"The fact of the matter is I'm not going to come in and waste people's time," said a player whose England epitaphs were written when he conceded all four second-half goals in England's worst defeat in 25 years, in Denmark four years ago. "If I didn't think I could genuinely stake a claim – because at the moment I feel as though I can stake a claim for the World Cup – it's a waste of my time being there. I want to play for England, but who wants to get a couple of friendlies and then say I'm not having any more of it?"

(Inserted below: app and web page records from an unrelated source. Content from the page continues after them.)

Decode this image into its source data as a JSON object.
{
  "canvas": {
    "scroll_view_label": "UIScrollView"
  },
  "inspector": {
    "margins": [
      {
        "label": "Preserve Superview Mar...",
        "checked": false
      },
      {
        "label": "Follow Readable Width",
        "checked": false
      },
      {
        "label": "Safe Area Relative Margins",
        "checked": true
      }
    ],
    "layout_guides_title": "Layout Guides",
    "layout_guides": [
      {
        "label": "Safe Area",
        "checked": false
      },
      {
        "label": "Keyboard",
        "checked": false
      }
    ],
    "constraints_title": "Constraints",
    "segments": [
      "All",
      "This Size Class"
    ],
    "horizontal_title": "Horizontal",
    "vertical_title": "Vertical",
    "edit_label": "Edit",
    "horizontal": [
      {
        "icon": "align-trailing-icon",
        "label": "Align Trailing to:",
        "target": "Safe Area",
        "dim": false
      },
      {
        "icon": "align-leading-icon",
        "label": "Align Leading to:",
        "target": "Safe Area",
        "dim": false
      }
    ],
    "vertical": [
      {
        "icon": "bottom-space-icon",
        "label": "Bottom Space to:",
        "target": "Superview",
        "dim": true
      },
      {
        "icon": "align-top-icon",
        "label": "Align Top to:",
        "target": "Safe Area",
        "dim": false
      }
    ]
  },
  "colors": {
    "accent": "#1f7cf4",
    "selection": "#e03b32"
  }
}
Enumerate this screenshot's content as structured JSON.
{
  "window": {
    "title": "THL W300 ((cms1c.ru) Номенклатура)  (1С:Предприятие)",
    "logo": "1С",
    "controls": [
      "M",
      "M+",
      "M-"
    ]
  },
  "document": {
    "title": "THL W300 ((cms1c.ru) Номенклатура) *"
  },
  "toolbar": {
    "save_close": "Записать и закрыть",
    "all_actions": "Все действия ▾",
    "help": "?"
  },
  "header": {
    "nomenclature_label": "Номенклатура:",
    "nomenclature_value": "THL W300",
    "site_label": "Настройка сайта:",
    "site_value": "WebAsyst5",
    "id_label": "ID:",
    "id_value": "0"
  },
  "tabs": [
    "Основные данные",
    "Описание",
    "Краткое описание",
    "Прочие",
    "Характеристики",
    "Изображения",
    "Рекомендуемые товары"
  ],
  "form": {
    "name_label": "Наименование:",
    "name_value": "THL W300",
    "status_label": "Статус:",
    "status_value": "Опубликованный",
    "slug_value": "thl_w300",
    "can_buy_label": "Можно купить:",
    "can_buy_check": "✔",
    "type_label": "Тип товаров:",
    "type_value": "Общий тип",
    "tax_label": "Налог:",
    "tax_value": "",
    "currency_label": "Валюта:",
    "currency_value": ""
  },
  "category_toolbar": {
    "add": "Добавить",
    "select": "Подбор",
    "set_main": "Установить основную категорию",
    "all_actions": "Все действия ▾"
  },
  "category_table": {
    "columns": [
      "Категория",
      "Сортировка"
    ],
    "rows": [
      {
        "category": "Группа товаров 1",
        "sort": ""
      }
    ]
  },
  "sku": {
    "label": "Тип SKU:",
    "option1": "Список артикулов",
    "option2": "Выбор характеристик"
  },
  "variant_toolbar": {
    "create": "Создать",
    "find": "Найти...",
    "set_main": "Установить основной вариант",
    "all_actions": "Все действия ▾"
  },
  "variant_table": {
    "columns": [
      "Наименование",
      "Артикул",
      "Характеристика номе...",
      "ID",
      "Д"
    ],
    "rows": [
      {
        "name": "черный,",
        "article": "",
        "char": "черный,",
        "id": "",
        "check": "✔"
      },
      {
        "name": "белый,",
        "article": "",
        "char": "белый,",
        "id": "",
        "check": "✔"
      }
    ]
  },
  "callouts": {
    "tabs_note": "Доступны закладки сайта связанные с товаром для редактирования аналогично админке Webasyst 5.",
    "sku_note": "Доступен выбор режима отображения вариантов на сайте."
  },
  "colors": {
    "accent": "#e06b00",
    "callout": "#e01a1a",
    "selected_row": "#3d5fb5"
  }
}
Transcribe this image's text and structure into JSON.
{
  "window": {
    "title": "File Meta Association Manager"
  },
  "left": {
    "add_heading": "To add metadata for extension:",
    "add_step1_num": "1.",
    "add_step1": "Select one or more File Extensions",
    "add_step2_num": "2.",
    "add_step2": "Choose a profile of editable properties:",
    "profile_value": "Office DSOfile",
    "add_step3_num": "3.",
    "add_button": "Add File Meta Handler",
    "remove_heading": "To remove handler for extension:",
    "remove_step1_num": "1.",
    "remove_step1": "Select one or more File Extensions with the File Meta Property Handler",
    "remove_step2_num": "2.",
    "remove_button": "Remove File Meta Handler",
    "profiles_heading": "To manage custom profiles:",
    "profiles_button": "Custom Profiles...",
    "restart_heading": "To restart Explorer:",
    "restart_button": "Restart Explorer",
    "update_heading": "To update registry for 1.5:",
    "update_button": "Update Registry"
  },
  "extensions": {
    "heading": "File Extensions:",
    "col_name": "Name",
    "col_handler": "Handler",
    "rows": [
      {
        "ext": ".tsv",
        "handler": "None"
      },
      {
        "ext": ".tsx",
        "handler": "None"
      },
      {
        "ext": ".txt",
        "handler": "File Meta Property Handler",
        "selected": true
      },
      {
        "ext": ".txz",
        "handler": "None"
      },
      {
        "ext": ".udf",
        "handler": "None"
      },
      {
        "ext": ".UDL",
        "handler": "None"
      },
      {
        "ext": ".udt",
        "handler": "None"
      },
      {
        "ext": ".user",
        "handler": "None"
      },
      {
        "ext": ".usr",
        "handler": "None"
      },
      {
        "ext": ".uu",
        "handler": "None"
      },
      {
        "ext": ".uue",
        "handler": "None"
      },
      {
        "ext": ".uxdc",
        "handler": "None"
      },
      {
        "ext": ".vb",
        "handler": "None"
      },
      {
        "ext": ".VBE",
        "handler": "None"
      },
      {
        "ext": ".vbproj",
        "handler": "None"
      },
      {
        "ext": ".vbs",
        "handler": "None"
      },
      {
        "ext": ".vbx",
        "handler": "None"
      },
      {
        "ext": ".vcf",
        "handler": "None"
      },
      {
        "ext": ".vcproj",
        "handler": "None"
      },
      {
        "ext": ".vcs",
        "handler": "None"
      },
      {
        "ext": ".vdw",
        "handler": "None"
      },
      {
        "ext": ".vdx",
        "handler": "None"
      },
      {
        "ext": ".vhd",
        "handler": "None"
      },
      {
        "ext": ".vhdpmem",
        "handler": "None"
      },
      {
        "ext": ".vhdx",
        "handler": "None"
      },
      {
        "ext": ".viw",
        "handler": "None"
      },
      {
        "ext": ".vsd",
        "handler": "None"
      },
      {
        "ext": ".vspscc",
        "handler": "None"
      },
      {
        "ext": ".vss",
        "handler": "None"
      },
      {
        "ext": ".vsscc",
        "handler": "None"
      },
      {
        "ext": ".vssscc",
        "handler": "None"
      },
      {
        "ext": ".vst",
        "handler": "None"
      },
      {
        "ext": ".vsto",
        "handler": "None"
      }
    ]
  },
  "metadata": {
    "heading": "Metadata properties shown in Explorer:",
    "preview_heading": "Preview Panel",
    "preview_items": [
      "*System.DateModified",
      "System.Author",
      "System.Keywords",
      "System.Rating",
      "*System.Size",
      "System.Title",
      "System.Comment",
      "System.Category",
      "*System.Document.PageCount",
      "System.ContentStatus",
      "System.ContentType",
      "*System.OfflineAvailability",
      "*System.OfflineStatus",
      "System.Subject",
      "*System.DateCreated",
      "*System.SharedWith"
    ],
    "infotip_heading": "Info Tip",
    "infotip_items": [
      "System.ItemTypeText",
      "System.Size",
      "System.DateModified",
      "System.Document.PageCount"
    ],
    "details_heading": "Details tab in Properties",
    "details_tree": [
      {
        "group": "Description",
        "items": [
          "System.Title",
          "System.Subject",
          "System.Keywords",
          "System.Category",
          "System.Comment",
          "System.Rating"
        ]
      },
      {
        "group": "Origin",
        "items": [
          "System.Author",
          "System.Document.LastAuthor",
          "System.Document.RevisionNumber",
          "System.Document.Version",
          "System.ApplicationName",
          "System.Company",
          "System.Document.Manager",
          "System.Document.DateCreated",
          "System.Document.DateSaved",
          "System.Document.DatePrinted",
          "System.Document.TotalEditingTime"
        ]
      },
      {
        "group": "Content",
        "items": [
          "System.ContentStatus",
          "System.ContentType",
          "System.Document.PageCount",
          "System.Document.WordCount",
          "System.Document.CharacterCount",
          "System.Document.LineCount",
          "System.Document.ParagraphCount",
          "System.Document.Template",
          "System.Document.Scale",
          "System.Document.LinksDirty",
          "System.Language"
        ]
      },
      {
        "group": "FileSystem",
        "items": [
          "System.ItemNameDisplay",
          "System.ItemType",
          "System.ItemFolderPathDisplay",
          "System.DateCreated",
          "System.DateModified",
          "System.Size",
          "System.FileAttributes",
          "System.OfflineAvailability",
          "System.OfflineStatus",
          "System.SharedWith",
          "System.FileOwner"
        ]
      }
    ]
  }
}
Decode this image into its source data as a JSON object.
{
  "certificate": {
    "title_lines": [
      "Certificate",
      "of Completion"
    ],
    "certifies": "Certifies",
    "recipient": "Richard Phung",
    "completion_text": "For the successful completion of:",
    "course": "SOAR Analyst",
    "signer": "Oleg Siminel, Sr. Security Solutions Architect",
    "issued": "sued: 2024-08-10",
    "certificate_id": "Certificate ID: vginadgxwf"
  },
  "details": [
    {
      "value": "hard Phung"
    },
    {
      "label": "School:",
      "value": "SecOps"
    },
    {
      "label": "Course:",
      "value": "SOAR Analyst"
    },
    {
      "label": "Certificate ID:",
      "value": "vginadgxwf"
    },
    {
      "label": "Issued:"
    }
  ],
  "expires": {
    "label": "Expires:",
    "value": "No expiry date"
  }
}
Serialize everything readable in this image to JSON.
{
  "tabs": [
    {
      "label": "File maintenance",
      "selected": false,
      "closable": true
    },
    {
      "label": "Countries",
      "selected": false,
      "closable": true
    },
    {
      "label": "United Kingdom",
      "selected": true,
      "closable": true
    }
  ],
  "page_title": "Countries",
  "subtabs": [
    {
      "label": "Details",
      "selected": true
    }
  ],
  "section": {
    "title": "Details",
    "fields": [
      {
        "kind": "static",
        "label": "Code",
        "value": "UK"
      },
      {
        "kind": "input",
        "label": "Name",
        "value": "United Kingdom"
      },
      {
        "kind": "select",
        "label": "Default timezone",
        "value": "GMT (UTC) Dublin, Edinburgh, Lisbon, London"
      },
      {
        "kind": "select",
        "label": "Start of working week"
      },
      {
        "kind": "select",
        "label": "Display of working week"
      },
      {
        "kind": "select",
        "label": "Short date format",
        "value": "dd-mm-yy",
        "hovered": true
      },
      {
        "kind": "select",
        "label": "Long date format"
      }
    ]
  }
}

James' certainties currently run through everything he does, from the saves from Tamir Cohen's fierce close-range shot and Grzegorz Rasiak which denied Bolton an equaliser at the death, to the broad grin after the Chaplinesque sliced kick in his own box early on. "You can take him out on a Monday to train with the 18- and 19-year-old goalies and he will be twice as fit as them and work twice as hard," said his manager, Harry Redknapp. South Africa does, indeed, seem reachable.
For Portsmouth, European travel is on the horizon and Lassanna Diarra's presence provides good cause for that feeling. It's a few years since Redknapp saw the Frenchman play in the Toulon tournament before his £1m move to Chelsea and having seen off Manchester City, Newcastle and Villa to bring him to Fratton Park, the signs of his signing's class were already there in last week's display of giddying quality against Chelsea. On Saturday he started and finished the move which provided his first league goal in England – albeit that he was a yard offside when Kanu stole the ball from Andy O'Brien to send him through.
Bolton are a Frenchman lighter, of course, and though talk of Nicolas Anelka is frowned upon here ("I wondered how long it would take before his name came up," said Gary Megson, after it had) it's hard to imagine Bolton's utter dominance here would not have elicited some reward with him present. Still, Bolton ought to have few fears for the run-in after a performance which shows how far Megson has taken them.
Matt Taylor, whose point-blank miss against his former employers was spectacular, was consoled by his old mate James as they left the pitch – so did James feel for Taylor? No.
"When you leave my team, mate, I want you to get beat. That's the way it is, so I'm happy." Age has evidently not brought on sentimentality, either.
Goal: Diarra (81) 0-1.
Bolton (4-1-4-1): Jaaskelainen; Steinsson, O'Brien, Cahill, Gardner; Campo; Diouf (Rasiak, 60), Nolan, Guthrie (Cohen, 87), Taylor (Giannakopoulos, 82); Davies. Substitutes not used: Al Habsi (gk), Samuel.
Portsmouth (4-4-2): James; Lauren, Campbell, Hreidarsson, Pamarot (Aubey, 27); Hughes, Diarra, Diop, Kranjcar (Utaka, 74); Baros (Kanu, h-t), Defoe. Substitutes not used: Ashdown (gk), Davis.
Referee: P Walton (Northamptonshire).
Booked: Bolton Guthrie; Portsmouth Hughes.
Man of the match: Davies.
Attendance: 18,544.Reuse content